There’s just one problem: the coin labeled the raid as a “Battle.” And now veterans want the mint to take the coin back and correct it, even if it costs a lot of money.
The coin was produced as part of the mint’s “Second World War Battlefront Series.”
It’s meant to honour the sacrifices of Canadian troops who landed on the beach at Dieppe, France, on Aug. 19, 1942.
The Canadians suffered heavy losses in the raid, which was carried out in an effort to breach enemy defences.
Members of the Dieppe Military Veterans’ Association, which is based in Dieppe, N.B., object to the labelling of Dieppe as a “battle” instead of a “raid.”
“Everybody we’ve ever spoken to, it’s the Dieppe Raid,” association president Nils Liljemark told Global News.

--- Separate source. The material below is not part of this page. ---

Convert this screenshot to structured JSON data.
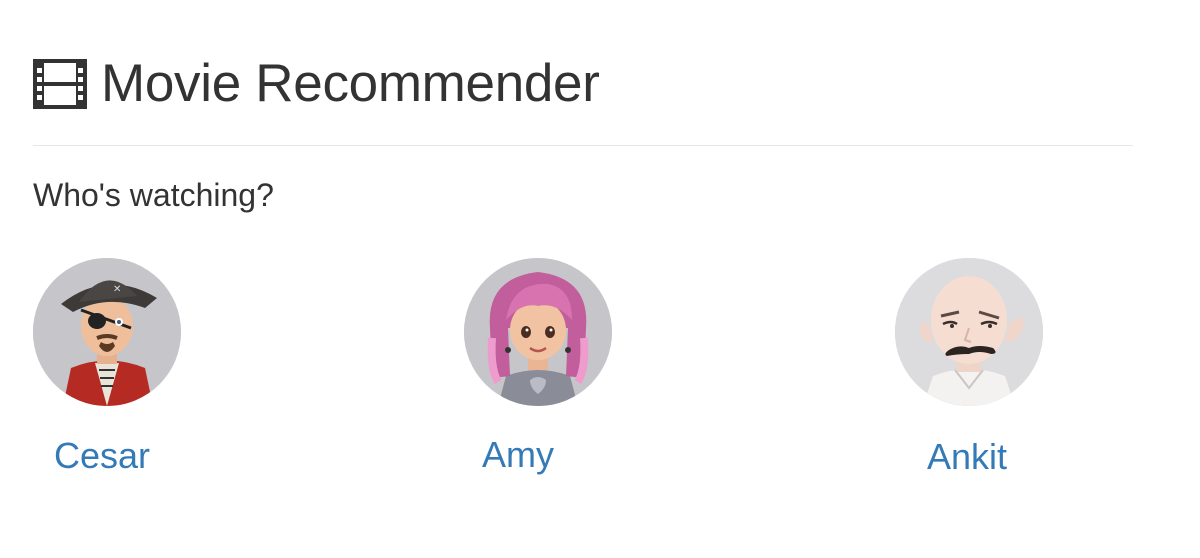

“It’s never been known as a battle or the Dieppe battle, so this really threw us off, it really didn’t make any sense.”
Veterans want the mint to recall the coins and correct them so that the raid is remembered accurately.
But the mint defended its coin, saying the word “battle” was appropriate.
Military historian David O’Keefe doesn’t feel the same way.
“Battles take place over days, weeks, months, whereas a raid like Dieppe was, happens in a matter of hours,” he told Global News.
“In and out. And in this case, it was incredibly costly.”
The mint has said that changing the name of the coin would be impossible because thousands have already been sold.
But that’s of little concern for veterans who say that would just be the cost of being respectful and making sure it’s right.